Some images for your enjoyment — taken by our wonderful set photographer Magdalena Fischer. More pictures can be found on Sierra Zulu’s Flickr page.
Revolutions are the camera dollies of history.
December 13, 2011 marked the production team’s first visit to the United Nations building in Vienna. It will be the shooting location for Sierra Zulu’s prequel “Earthmoving.”
Director Johannes Grenzfurthner stated: “I did nothing more than many others; I did my duty as member of the team.”
(More images on our Flickr page.)
My name (and it is indeed a very Austrian one) is Johannes Grenzfurthner. I’m part of art-tech-philosophy group monochrom and I’m the director and co-screenwriter of “Sierra Zulu.” We are developing this feature-length film together with multi-award winning production company Golden Girls Filmproduktion — and I can’t tell you how excited we are about this project.
I was always interested in strange and obscure concepts, even as a kid. I loved science fact (Carl Sagan is still my only media idol) and science fiction, especially John Brunner and William Gibson. And I was always interested in the political dimension of near-future sci-fi. It’s hard to imagine, but I became a punk and antifascist because I devoured cyberpunk novels and watched shows like Max Headroom.
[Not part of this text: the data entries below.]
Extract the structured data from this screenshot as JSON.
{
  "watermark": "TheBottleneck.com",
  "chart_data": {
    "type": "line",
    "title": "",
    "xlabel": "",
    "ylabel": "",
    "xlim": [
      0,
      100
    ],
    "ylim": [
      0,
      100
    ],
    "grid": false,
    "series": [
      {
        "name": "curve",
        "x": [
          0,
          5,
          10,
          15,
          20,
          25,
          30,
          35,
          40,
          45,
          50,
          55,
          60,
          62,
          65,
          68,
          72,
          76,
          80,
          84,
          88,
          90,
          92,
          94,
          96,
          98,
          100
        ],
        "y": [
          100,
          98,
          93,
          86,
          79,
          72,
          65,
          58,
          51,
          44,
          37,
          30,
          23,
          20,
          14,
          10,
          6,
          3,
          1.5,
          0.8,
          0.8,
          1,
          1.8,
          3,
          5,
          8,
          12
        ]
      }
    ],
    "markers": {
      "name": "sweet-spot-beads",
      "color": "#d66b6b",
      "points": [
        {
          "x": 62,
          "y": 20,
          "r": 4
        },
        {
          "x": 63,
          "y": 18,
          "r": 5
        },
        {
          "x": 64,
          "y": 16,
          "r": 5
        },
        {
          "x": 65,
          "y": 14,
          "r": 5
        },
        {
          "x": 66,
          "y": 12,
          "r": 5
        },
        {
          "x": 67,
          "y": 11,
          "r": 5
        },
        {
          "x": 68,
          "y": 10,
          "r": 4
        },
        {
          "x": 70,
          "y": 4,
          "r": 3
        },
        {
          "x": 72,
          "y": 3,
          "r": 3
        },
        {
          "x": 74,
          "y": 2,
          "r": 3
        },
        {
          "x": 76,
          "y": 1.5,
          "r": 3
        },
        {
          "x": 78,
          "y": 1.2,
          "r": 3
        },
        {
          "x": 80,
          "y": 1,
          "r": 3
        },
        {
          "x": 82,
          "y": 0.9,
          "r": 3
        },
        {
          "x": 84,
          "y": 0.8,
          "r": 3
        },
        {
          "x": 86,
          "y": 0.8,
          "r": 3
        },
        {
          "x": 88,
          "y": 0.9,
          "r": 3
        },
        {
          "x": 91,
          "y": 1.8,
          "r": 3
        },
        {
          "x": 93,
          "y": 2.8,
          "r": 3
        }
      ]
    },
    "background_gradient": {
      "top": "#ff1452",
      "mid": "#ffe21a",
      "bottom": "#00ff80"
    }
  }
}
monochrom was officially founded in the early 1990s. The project started as a print fanzine about cyber-topics, politics, bizarre art and covert culture. There was some stuff going on in the US of A — like Mondo2000 — but it was all too hippieish, too liberalish, indulging in what Richard Barbrook and Andy Cameron later called the “Californian Ideology.” monochrom wanted to share and propagate a reflective leftist European perspective in relationship to socio-technological change. We published a couple of issues, low circulation, and — as the name suggests — we were barely able to finance the black and white xeroxes. But we kept working, created our first internet site in early 1994, and shortly afterwards we decided that we didn’t want to constrain ourselves to just one media format. We knew that we wanted to create statements, create viral information, spread thoughts, and do it in an entertaining way — in the form of sugar-coated info-bullets. Some messages definitely work better as a computer game or art installation or puppet theatre or robot or performance, some should better be presented as ASCII files… and some are the right stuff for a feature film. And that’s where we are right now.
Creating a film is an exciting, yet dangerous task. But we decided to take the risk. The story we want to tell is our approach to the political struggles of postwar, post-industrial Europe. We’re looking at the cracks in the foundation of knowledge society and transnational cognitive capitalism in a playful, grotesque and amusing way.
Get involved! Onward!